The solution is to lightly trim the top of your hedge, beginning as soon as it is planted, and continuing throughout the growing phase of its development. This encourages lots of internal branching, so that no part of your hedge is vulnerable to opening out and creating a big gap. Any pieces that could become dislodged will be small, and smaller spaces fill in quickly from lateral growth by the surrounding parts of the hedge.

Create the Right Profile

This is the best way to extend the life of your hedge, and it is something to pay attention to from the moment you plant your hedge. The correct profile for a hedge should be a tall narrow pyramid. The base should be wider than the top, and the top should be kept as thin as possible. There are several ways to achieve this, either by free-hand trimming or using a wooden guide you can assemble at home. Even just holding up a long spirit level will show you if you are leaning inwards or not. Whatever way you choose to check it, keeping that inward lean will serve several purposes. Most importantly, it will let light reach the lowest branches, and so keep them vigorous and healthy for decades. Once the top growth widens, it will draw up water and nutrients, starving and shading the lower parts, as your plant aspires to become a full-sized tree. When you are trimming, you should expect to remove considerably more growth from the top, which is more vigorous, than from the bottom. If you aren’t, that is probably a warning that you are not trimming enough from the upper parts.
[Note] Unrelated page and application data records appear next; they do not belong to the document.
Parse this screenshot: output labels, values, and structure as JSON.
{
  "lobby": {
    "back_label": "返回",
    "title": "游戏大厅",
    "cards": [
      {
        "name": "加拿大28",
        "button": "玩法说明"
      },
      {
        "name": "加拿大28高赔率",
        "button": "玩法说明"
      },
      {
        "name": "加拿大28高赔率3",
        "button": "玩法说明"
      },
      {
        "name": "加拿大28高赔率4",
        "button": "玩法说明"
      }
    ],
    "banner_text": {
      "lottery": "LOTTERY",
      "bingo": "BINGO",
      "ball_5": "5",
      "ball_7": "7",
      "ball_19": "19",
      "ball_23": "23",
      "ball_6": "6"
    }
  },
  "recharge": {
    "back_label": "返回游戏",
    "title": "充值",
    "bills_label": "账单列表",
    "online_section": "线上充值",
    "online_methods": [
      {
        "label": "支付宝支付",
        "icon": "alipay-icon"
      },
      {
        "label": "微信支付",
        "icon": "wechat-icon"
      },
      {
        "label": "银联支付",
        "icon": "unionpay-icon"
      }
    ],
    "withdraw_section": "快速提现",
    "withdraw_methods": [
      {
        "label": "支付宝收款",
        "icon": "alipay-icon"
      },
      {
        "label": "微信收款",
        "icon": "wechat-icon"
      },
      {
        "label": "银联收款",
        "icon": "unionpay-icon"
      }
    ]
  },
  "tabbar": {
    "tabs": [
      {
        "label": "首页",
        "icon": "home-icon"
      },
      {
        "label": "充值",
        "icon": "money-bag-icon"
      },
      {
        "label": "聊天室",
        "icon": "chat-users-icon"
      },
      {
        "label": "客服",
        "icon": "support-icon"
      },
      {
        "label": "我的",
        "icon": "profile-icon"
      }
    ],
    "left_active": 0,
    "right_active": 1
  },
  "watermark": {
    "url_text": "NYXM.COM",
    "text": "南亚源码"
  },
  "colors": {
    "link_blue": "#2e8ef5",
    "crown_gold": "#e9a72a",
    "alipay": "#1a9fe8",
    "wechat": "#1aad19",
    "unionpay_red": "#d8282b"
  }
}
Go for a Narrow Top

The biggest danger to any hedge, especially a tall one, is breakage from snow and ice. If this builds up on the top, then it can split the growth and pull down branches.  They may in turn break, or if that doesn’t happen, be forever after prone to falling outwards and ruining the look of your hedge. Building internal structure will reduce this risk, but in addition it is important to maintain as narrow a top as possible. A lot of people pay attention to cutting the top rounded, rather than flat. This is important too, but not as much as keeping a narrow top. Rounded or square, a width of less than a foot, even on a very tall hedge, will help it survive the worst storm.

A Healthy Hedge is a Durable Hedge
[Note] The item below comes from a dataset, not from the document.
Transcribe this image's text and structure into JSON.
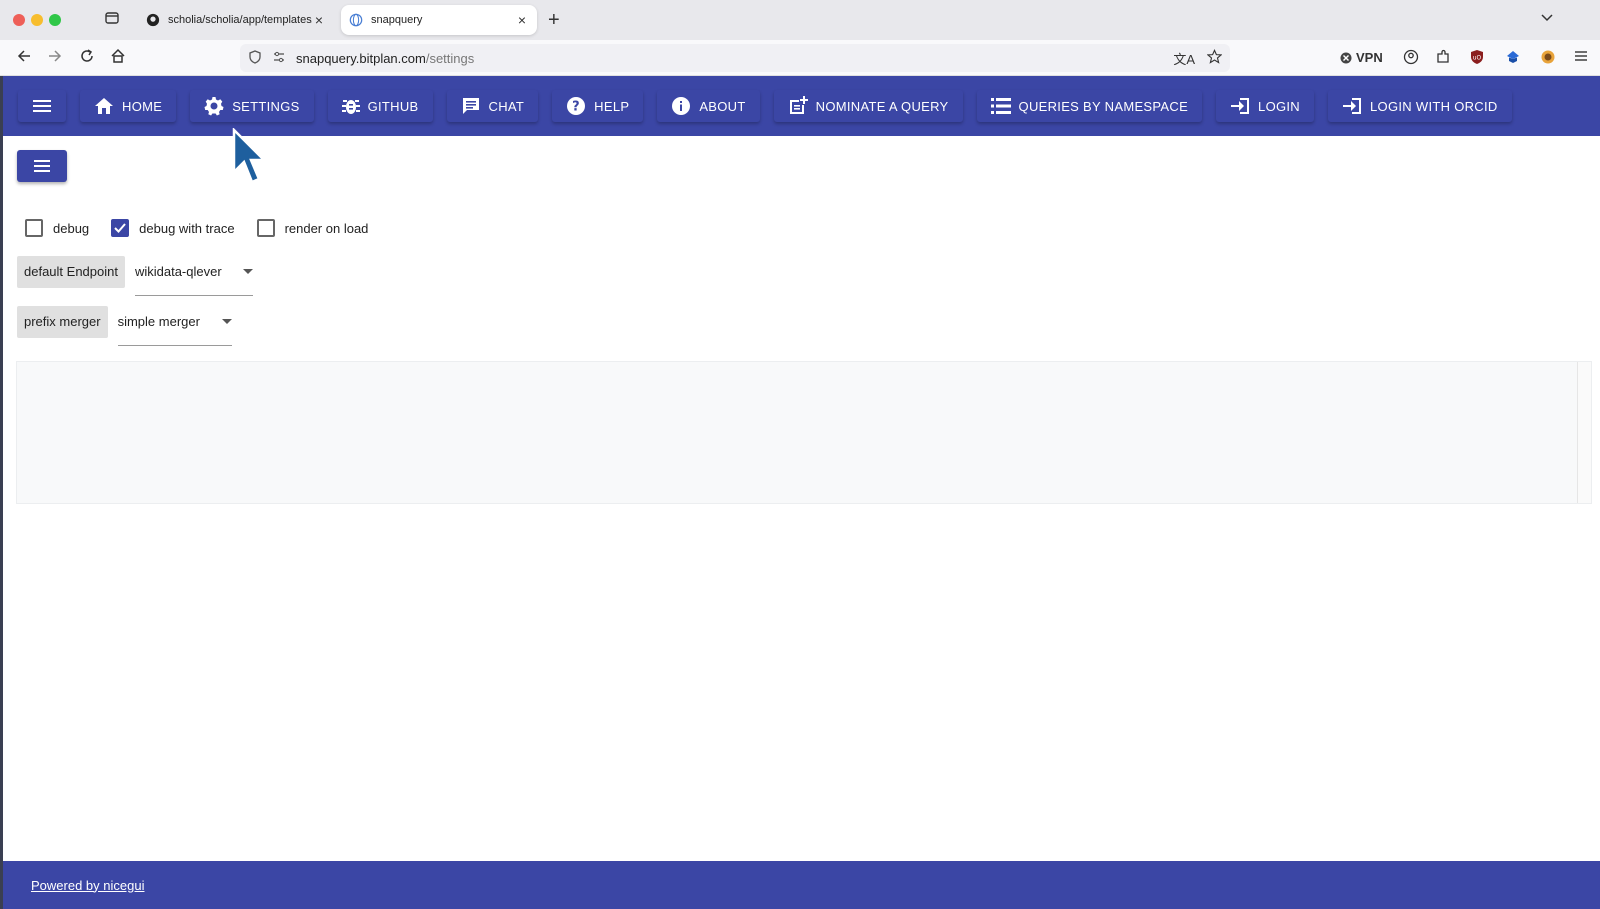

A good fertilizer program throughout the life of your hedge is the best insurance against an early death. Sturdy growth, resistant to pests and diseases, and able to grow vigorously, is important not just in the years of development, but for the mature hedge too. Just as our own diet, or that of our pets, should change as we grow older, so for your hedge that high-nitrogen diet of youth should be shifter to something with more potash (potassium) in it as they age. Hedge fertilizers sold for fall use have extra potassium, and they can be used all season on a hedge that has reached its full size. You will get less extension growth, which means less trimming, and the growth you do get will be denser and more compact – better able to resist harsh weather, drought, pests and diseases too.

Don’t Forget the Water

During the establishment phase of your hedge, periods of drought mean periods without growth, so they add time to that needed for your hedge to reach the size you want. Drought also weakens the plants, and in severe cases can lead to death, even in a hedge that has been in place for several years. Although watering in fall, winter or spring will almost certainly be unnecessary after the first few years, a few deep soakings during summer dry periods will really make a difference, not just to the appearance of your hedge, but to its health and longevity too.


These are some simple, concrete steps you can take to keep your hedge growing well, and keep it healthy and trim for decades. That big job of hedge replacement can be something only other people have to think about, because you grew yours the right way.